Your objective | The answer must consist of each line below that contains the string "header".

Extracted records |
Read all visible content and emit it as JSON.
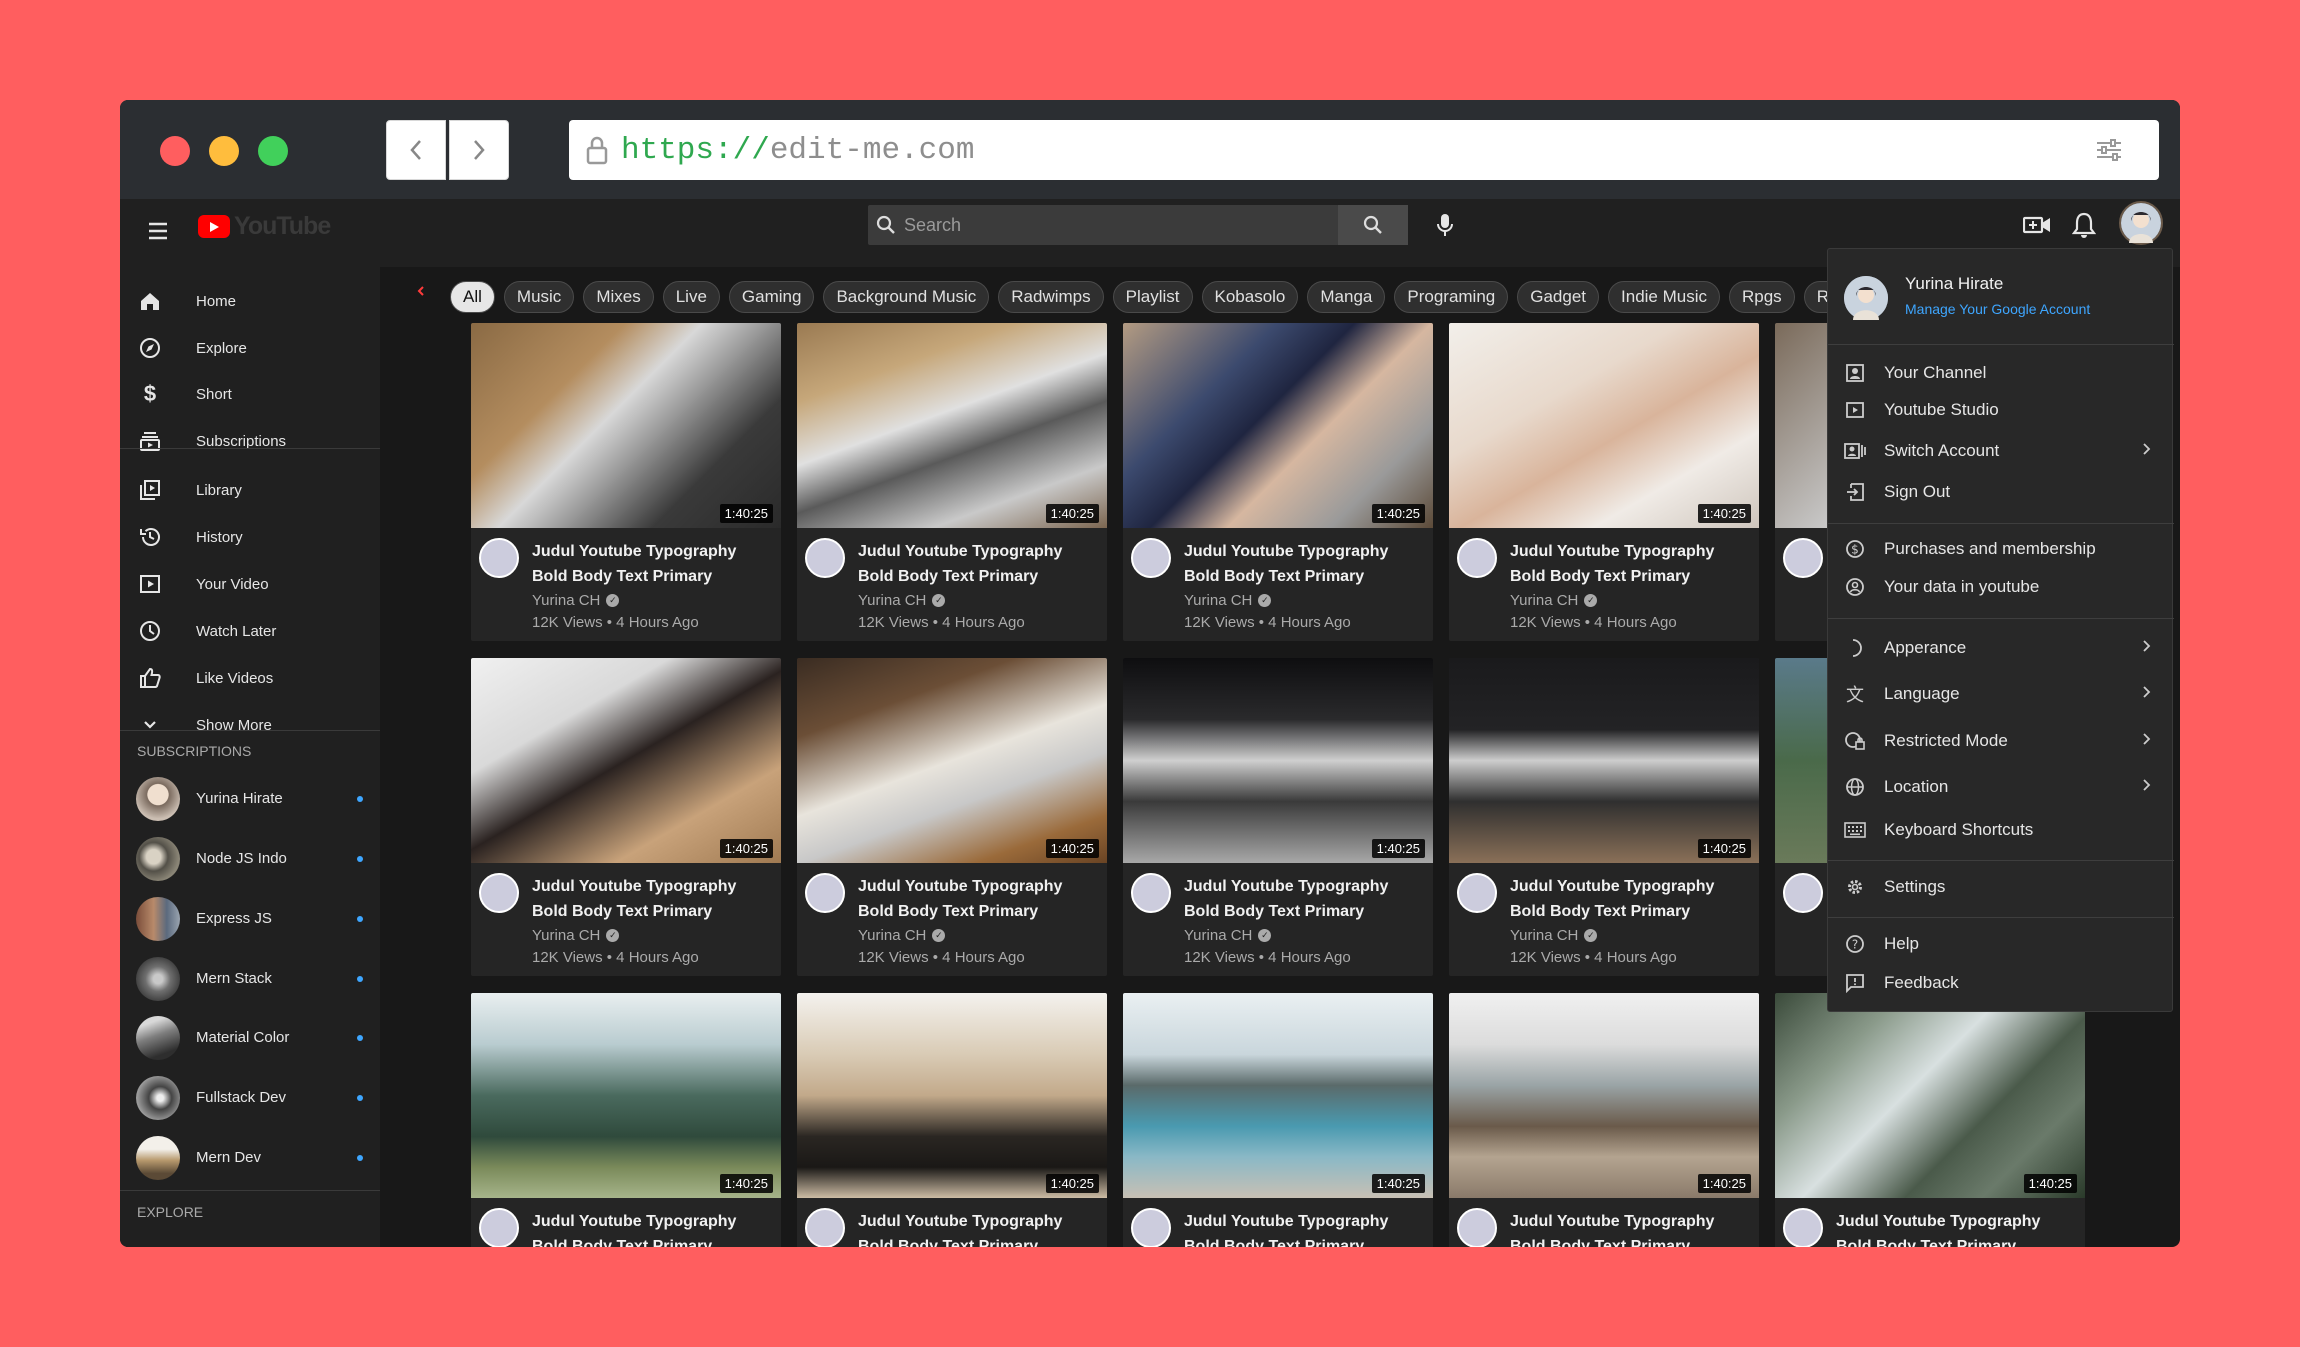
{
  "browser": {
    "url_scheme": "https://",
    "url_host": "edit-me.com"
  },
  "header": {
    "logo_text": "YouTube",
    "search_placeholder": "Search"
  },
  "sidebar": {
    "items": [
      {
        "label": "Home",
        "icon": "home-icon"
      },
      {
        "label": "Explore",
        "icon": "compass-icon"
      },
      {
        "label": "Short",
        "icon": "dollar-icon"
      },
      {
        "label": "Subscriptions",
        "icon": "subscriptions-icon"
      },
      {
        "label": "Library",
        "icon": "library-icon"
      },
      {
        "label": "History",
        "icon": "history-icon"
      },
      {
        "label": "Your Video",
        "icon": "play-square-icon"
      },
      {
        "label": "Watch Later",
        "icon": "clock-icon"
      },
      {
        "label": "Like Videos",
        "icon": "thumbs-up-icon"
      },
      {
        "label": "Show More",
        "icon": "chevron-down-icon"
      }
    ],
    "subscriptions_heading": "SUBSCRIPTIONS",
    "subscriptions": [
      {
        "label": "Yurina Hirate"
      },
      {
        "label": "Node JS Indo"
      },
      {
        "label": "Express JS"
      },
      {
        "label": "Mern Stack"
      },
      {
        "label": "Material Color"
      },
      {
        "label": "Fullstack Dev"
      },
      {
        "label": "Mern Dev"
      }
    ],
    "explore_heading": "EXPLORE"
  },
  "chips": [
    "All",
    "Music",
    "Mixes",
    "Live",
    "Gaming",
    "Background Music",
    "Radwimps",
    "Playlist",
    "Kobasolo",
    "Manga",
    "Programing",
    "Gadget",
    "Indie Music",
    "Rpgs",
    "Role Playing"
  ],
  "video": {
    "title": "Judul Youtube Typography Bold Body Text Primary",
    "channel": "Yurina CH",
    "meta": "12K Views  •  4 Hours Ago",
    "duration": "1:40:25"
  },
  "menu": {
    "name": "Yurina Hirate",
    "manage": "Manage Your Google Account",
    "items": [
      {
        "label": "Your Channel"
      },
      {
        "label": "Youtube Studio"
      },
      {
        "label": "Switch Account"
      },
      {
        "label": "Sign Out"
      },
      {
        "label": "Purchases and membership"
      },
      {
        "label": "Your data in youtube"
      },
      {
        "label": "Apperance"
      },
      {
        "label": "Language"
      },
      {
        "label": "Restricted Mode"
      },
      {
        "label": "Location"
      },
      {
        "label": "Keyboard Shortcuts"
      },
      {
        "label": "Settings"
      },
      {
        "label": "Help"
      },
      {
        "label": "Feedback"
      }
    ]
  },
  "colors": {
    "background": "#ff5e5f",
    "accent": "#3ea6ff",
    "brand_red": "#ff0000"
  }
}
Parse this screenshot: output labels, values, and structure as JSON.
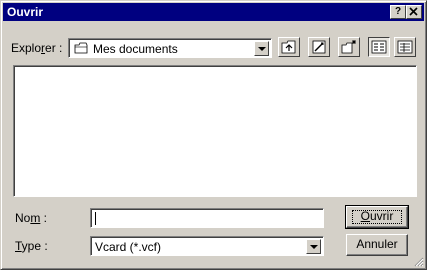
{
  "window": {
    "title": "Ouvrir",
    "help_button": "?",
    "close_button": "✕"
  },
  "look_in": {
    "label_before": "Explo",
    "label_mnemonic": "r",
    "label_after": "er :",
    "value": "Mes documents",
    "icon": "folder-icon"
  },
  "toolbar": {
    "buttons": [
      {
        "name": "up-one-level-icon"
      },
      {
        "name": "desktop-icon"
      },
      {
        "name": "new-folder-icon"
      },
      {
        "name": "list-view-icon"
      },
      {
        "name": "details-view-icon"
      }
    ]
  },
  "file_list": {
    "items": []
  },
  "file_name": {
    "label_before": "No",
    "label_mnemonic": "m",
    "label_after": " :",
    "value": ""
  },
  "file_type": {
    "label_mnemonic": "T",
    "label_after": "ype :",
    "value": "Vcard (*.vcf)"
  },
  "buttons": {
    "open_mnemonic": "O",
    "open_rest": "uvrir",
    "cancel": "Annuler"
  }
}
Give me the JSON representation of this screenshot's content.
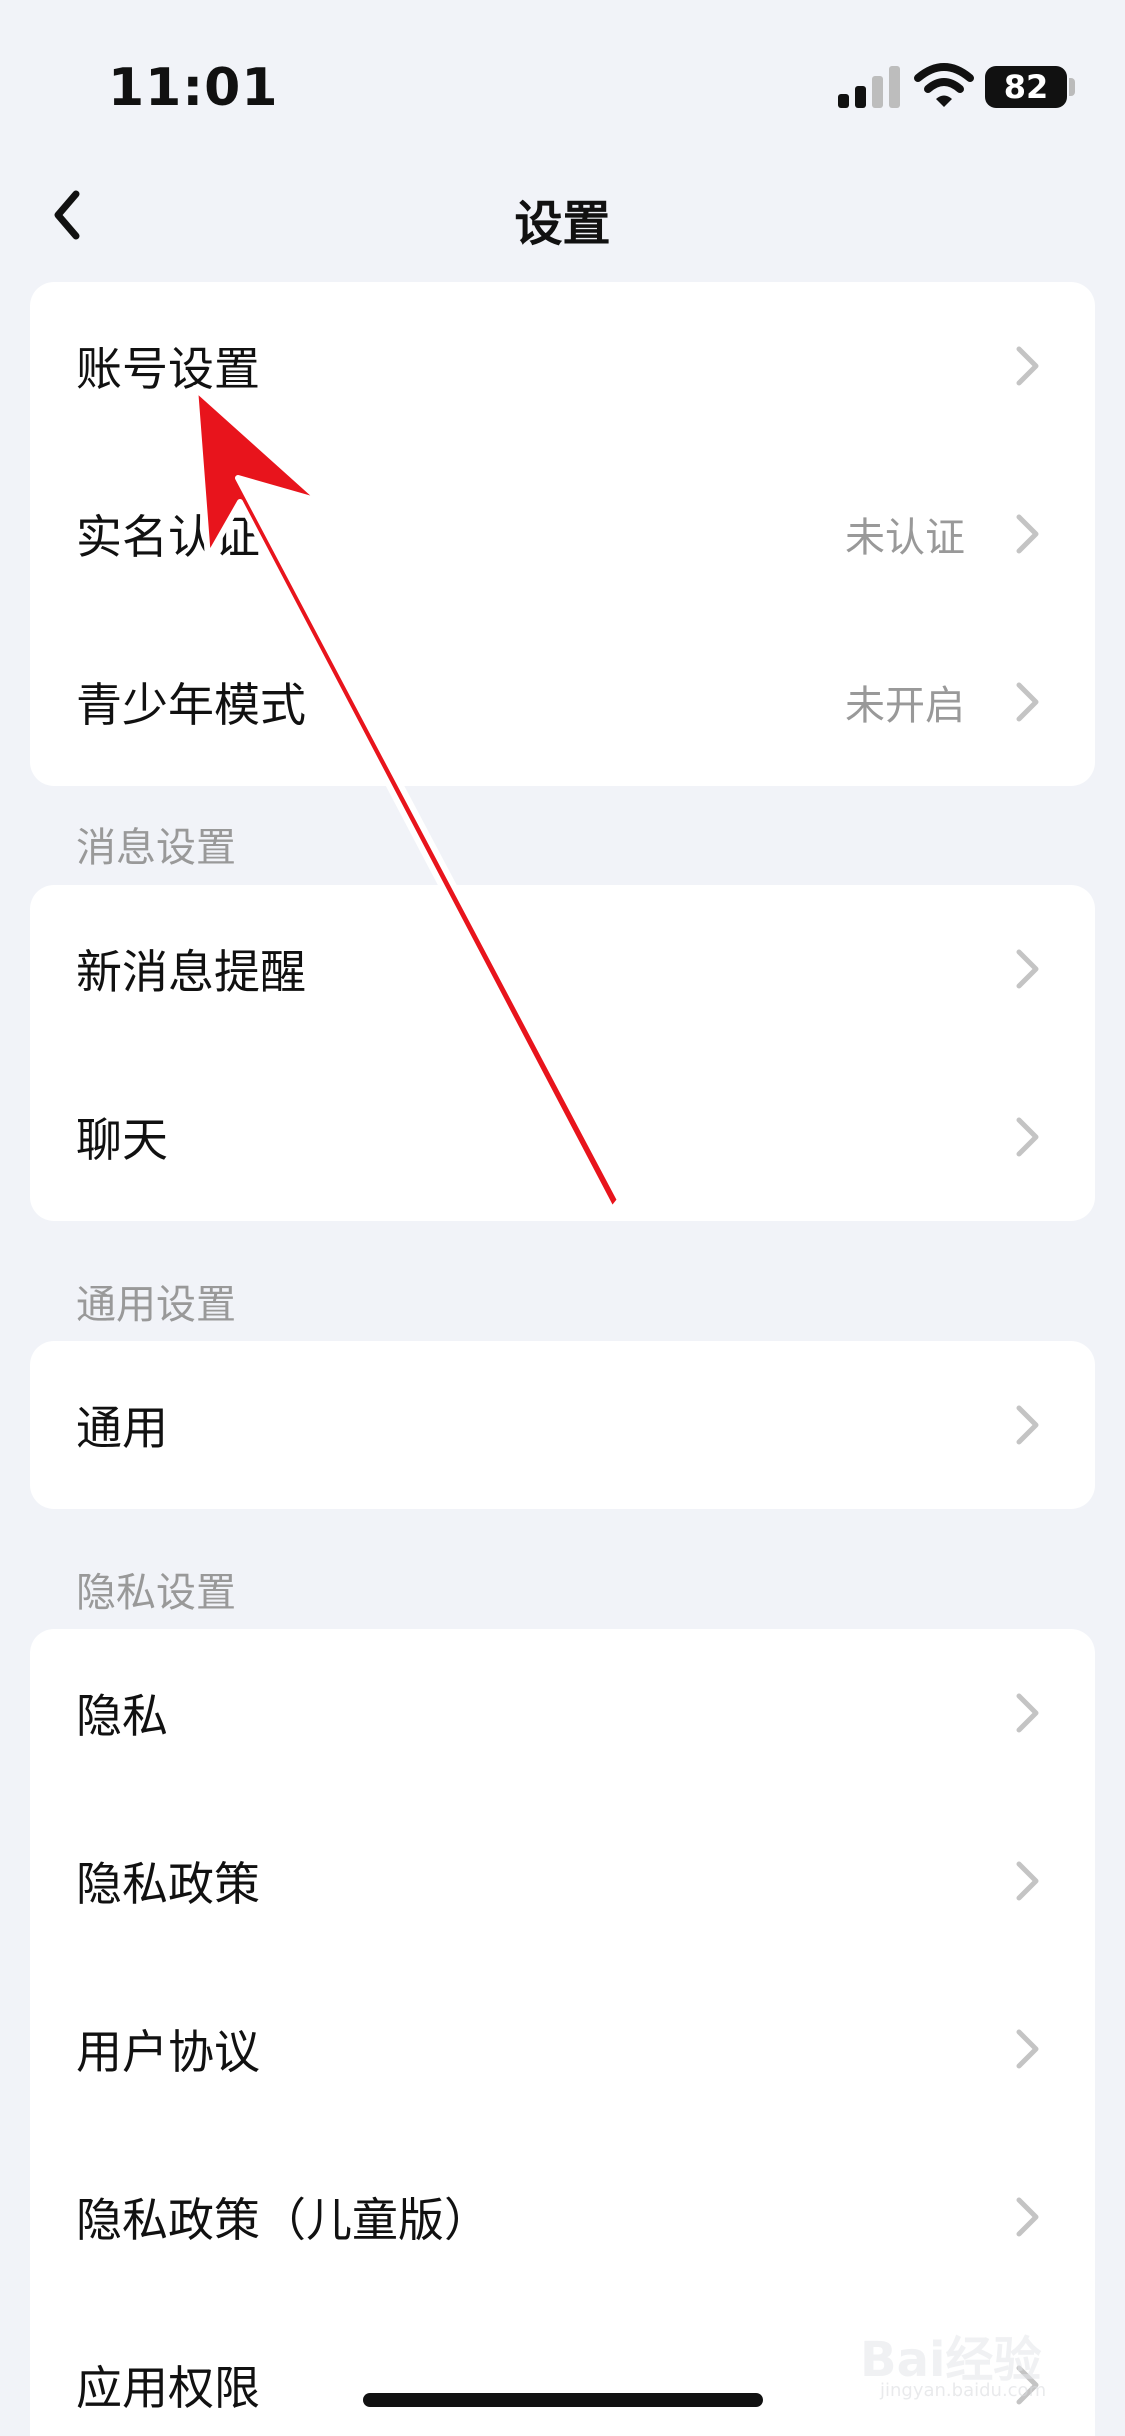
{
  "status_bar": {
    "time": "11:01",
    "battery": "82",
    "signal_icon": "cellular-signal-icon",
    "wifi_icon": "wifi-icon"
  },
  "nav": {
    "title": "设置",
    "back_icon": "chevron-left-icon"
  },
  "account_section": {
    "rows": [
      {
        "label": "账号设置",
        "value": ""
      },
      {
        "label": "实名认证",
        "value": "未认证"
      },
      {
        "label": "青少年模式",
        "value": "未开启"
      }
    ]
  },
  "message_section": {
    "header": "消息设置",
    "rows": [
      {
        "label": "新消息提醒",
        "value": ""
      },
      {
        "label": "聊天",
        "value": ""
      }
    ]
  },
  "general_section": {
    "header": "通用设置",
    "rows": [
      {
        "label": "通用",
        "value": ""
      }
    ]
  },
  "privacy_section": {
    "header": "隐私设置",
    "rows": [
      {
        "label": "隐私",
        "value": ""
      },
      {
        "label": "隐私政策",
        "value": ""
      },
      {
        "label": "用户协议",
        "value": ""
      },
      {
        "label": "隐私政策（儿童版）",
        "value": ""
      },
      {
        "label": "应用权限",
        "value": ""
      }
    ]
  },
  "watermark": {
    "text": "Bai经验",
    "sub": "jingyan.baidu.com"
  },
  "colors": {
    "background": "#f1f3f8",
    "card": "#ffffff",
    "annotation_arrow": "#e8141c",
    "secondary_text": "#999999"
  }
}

Exercise response |
  "header": {
    "header": "消息设置",
    "header": "通用设置",
    "header": "隐私设置",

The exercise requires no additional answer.